**GOAL OF THE EXERCISE**: Filter the entries below, keeping only lines with the word "icon".

Data items

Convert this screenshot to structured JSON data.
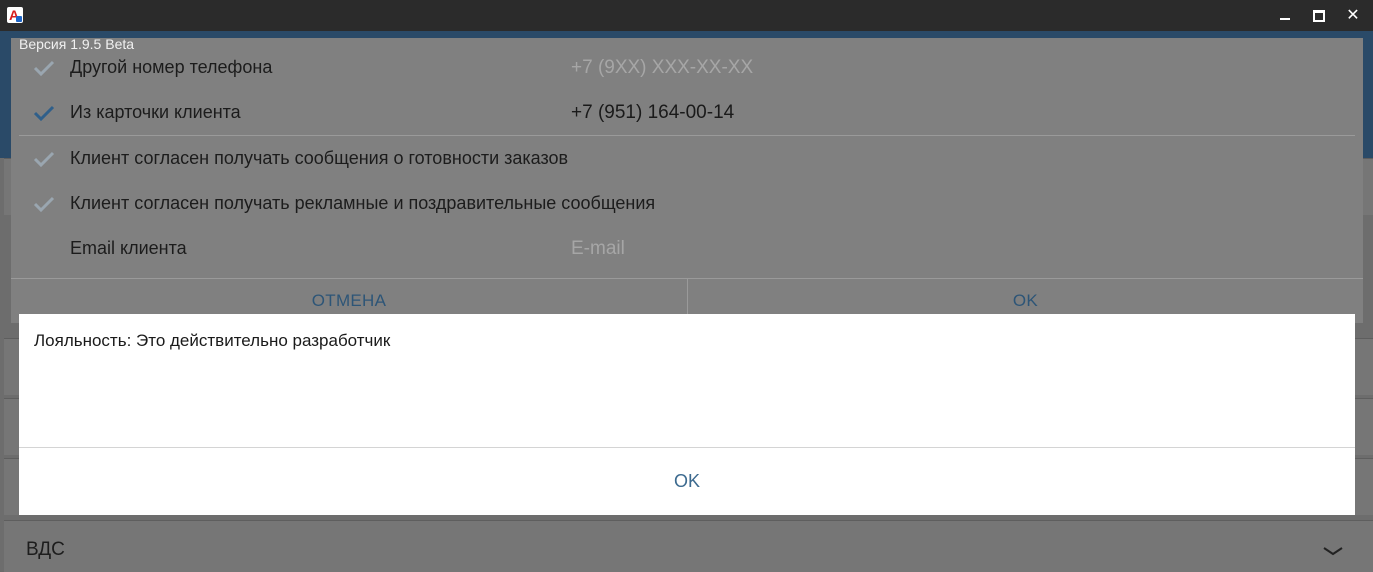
{
  "window": {
    "icon": "app-logo-icon",
    "controls": [
      "minimize-icon",
      "maximize-icon",
      "close-icon"
    ]
  },
  "version_label": "Версия 1.9.5 Beta",
  "phone_dialog": {
    "options": [
      {
        "label": "Другой номер телефона",
        "value": "+7 (9XX) XXX-XX-XX",
        "checked": false,
        "value_is_placeholder": true
      },
      {
        "label": "Из карточки клиента",
        "value": "+7 (951) 164-00-14",
        "checked": true,
        "value_is_placeholder": false
      }
    ],
    "consents": [
      {
        "label": "Клиент согласен получать сообщения о готовности заказов",
        "checked": false
      },
      {
        "label": "Клиент согласен получать рекламные и поздравительные сообщения",
        "checked": false
      }
    ],
    "email": {
      "label": "Email клиента",
      "placeholder": "E-mail"
    },
    "cancel_label": "ОТМЕНА",
    "ok_label": "OK"
  },
  "alert": {
    "message": "Лояльность: Это действительно разработчик",
    "ok_label": "OK"
  },
  "background": {
    "section_label": "ВДС"
  },
  "colors": {
    "accent_blue": "#2d5577",
    "check_active": "#2f5f8a",
    "check_inactive": "#9aa6b0"
  }
}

**TASK RESPONSE**:
    "icon": "app-logo-icon",
      "minimize-icon",
      "maximize-icon",
      "close-icon"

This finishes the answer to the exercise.